■ What is being asked
Your answer should be the records below, written out exactly.

** Opening Records for the task block **

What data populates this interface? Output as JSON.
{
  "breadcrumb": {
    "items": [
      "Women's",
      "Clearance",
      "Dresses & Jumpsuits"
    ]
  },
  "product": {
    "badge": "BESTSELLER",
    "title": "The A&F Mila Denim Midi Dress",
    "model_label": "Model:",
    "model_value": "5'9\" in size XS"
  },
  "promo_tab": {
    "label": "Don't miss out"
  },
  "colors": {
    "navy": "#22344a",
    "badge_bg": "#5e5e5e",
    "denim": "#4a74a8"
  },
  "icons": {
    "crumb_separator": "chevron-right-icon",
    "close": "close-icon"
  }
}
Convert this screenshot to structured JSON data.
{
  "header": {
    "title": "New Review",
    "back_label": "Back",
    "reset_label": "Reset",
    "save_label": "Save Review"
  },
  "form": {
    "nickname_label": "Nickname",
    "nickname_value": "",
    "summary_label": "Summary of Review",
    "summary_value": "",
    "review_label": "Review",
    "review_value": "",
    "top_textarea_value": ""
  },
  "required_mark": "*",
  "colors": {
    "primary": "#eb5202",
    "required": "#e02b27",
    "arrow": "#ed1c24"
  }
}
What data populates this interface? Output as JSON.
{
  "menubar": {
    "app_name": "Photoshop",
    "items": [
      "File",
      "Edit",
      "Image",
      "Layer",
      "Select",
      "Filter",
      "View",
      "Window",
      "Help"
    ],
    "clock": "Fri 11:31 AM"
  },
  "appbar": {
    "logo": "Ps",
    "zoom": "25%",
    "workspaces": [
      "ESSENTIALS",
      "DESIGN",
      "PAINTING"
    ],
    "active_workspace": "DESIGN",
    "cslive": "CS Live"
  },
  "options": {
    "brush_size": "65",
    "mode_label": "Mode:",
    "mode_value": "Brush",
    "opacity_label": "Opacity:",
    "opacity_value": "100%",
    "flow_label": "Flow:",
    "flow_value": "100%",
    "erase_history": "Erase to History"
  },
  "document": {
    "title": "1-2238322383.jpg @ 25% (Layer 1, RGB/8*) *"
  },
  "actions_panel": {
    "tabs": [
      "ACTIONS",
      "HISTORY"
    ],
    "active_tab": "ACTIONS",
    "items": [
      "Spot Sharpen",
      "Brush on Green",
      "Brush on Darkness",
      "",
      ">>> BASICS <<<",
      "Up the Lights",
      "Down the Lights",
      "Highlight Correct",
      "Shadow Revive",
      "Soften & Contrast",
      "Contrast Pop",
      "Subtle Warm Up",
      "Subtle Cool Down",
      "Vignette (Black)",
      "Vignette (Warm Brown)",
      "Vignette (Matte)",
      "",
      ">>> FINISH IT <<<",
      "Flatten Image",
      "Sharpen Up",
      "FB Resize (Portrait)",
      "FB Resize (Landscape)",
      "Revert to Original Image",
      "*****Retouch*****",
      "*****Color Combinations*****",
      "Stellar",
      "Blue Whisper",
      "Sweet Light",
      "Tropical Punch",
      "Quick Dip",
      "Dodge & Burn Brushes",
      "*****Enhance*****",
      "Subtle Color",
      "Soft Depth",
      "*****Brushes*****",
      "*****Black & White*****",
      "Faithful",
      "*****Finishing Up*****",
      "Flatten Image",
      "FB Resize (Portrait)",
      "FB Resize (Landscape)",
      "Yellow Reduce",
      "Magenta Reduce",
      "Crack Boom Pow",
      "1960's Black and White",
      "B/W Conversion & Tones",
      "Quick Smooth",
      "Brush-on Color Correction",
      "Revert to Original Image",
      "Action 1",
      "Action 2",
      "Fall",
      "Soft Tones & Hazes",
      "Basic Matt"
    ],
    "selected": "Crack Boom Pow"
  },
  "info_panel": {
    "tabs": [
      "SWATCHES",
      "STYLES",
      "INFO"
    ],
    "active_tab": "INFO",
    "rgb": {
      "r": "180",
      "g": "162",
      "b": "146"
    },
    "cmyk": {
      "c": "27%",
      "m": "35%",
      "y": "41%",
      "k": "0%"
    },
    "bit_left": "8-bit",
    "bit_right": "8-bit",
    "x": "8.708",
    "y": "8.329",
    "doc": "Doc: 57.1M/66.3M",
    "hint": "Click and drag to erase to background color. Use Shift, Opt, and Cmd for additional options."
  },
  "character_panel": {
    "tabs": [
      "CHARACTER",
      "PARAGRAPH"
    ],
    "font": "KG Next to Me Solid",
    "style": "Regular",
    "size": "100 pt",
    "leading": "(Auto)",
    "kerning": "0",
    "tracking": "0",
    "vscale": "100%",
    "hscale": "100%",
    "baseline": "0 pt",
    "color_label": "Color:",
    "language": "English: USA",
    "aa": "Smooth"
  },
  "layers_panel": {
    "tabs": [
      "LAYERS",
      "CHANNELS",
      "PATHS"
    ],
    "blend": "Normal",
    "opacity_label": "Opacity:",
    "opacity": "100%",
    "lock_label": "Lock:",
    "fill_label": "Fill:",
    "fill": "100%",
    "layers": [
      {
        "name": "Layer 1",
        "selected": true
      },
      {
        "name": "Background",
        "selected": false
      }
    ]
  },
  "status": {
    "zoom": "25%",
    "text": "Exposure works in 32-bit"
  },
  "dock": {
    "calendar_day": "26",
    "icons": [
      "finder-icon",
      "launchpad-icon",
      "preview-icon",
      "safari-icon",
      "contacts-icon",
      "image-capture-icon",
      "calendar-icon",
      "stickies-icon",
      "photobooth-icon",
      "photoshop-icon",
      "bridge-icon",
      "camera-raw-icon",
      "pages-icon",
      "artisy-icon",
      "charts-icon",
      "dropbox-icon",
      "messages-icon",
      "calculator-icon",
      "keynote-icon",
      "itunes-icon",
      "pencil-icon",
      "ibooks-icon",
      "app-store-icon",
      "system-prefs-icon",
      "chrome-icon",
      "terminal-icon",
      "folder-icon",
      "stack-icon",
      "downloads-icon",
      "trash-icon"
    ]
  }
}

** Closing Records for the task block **

■ Output below
What data populates this interface? Output as JSON.
{
  "breadcrumb": {
    "items": [
      "Women's",
      "Clearance",
      "Dresses & Jumpsuits"
    ]
  },
  "product": {
    "badge": "BESTSELLER",
    "title": "The A&F Mila Denim Midi Dress",
    "model_label": "Model:",
    "model_value": "5'9\" in size XS"
  },
  "promo_tab": {
    "label": "Don't miss out"
  },
  "colors": {
    "navy": "#22344a",
    "badge_bg": "#5e5e5e",
    "denim": "#4a74a8"
  },
  "icons": {
    "crumb_separator": "chevron-right-icon",
    "close": "close-icon"
  }
}
Convert this screenshot to structured JSON data.
{
  "header": {
    "title": "New Review",
    "back_label": "Back",
    "reset_label": "Reset",
    "save_label": "Save Review"
  },
  "form": {
    "nickname_label": "Nickname",
    "nickname_value": "",
    "summary_label": "Summary of Review",
    "summary_value": "",
    "review_label": "Review",
    "review_value": "",
    "top_textarea_value": ""
  },
  "required_mark": "*",
  "colors": {
    "primary": "#eb5202",
    "required": "#e02b27",
    "arrow": "#ed1c24"
  }
}
What data populates this interface? Output as JSON.
{
  "menubar": {
    "app_name": "Photoshop",
    "items": [
      "File",
      "Edit",
      "Image",
      "Layer",
      "Select",
      "Filter",
      "View",
      "Window",
      "Help"
    ],
    "clock": "Fri 11:31 AM"
  },
  "appbar": {
    "logo": "Ps",
    "zoom": "25%",
    "workspaces": [
      "ESSENTIALS",
      "DESIGN",
      "PAINTING"
    ],
    "active_workspace": "DESIGN",
    "cslive": "CS Live"
  },
  "options": {
    "brush_size": "65",
    "mode_label": "Mode:",
    "mode_value": "Brush",
    "opacity_label": "Opacity:",
    "opacity_value": "100%",
    "flow_label": "Flow:",
    "flow_value": "100%",
    "erase_history": "Erase to History"
  },
  "document": {
    "title": "1-2238322383.jpg @ 25% (Layer 1, RGB/8*) *"
  },
  "actions_panel": {
    "tabs": [
      "ACTIONS",
      "HISTORY"
    ],
    "active_tab": "ACTIONS",
    "items": [
      "Spot Sharpen",
      "Brush on Green",
      "Brush on Darkness",
      "",
      ">>> BASICS <<<",
      "Up the Lights",
      "Down the Lights",
      "Highlight Correct",
      "Shadow Revive",
      "Soften & Contrast",
      "Contrast Pop",
      "Subtle Warm Up",
      "Subtle Cool Down",
      "Vignette (Black)",
      "Vignette (Warm Brown)",
      "Vignette (Matte)",
      "",
      ">>> FINISH IT <<<",
      "Flatten Image",
      "Sharpen Up",
      "FB Resize (Portrait)",
      "FB Resize (Landscape)",
      "Revert to Original Image",
      "*****Retouch*****",
      "*****Color Combinations*****",
      "Stellar",
      "Blue Whisper",
      "Sweet Light",
      "Tropical Punch",
      "Quick Dip",
      "Dodge & Burn Brushes",
      "*****Enhance*****",
      "Subtle Color",
      "Soft Depth",
      "*****Brushes*****",
      "*****Black & White*****",
      "Faithful",
      "*****Finishing Up*****",
      "Flatten Image",
      "FB Resize (Portrait)",
      "FB Resize (Landscape)",
      "Yellow Reduce",
      "Magenta Reduce",
      "Crack Boom Pow",
      "1960's Black and White",
      "B/W Conversion & Tones",
      "Quick Smooth",
      "Brush-on Color Correction",
      "Revert to Original Image",
      "Action 1",
      "Action 2",
      "Fall",
      "Soft Tones & Hazes",
      "Basic Matt"
    ],
    "selected": "Crack Boom Pow"
  },
  "info_panel": {
    "tabs": [
      "SWATCHES",
      "STYLES",
      "INFO"
    ],
    "active_tab": "INFO",
    "rgb": {
      "r": "180",
      "g": "162",
      "b": "146"
    },
    "cmyk": {
      "c": "27%",
      "m": "35%",
      "y": "41%",
      "k": "0%"
    },
    "bit_left": "8-bit",
    "bit_right": "8-bit",
    "x": "8.708",
    "y": "8.329",
    "doc": "Doc: 57.1M/66.3M",
    "hint": "Click and drag to erase to background color. Use Shift, Opt, and Cmd for additional options."
  },
  "character_panel": {
    "tabs": [
      "CHARACTER",
      "PARAGRAPH"
    ],
    "font": "KG Next to Me Solid",
    "style": "Regular",
    "size": "100 pt",
    "leading": "(Auto)",
    "kerning": "0",
    "tracking": "0",
    "vscale": "100%",
    "hscale": "100%",
    "baseline": "0 pt",
    "color_label": "Color:",
    "language": "English: USA",
    "aa": "Smooth"
  },
  "layers_panel": {
    "tabs": [
      "LAYERS",
      "CHANNELS",
      "PATHS"
    ],
    "blend": "Normal",
    "opacity_label": "Opacity:",
    "opacity": "100%",
    "lock_label": "Lock:",
    "fill_label": "Fill:",
    "fill": "100%",
    "layers": [
      {
        "name": "Layer 1",
        "selected": true
      },
      {
        "name": "Background",
        "selected": false
      }
    ]
  },
  "status": {
    "zoom": "25%",
    "text": "Exposure works in 32-bit"
  },
  "dock": {
    "calendar_day": "26",
    "icons": [
      "finder-icon",
      "launchpad-icon",
      "preview-icon",
      "safari-icon",
      "contacts-icon",
      "image-capture-icon",
      "calendar-icon",
      "stickies-icon",
      "photobooth-icon",
      "photoshop-icon",
      "bridge-icon",
      "camera-raw-icon",
      "pages-icon",
      "artisy-icon",
      "charts-icon",
      "dropbox-icon",
      "messages-icon",
      "calculator-icon",
      "keynote-icon",
      "itunes-icon",
      "pencil-icon",
      "ibooks-icon",
      "app-store-icon",
      "system-prefs-icon",
      "chrome-icon",
      "terminal-icon",
      "folder-icon",
      "stack-icon",
      "downloads-icon",
      "trash-icon"
    ]
  }
}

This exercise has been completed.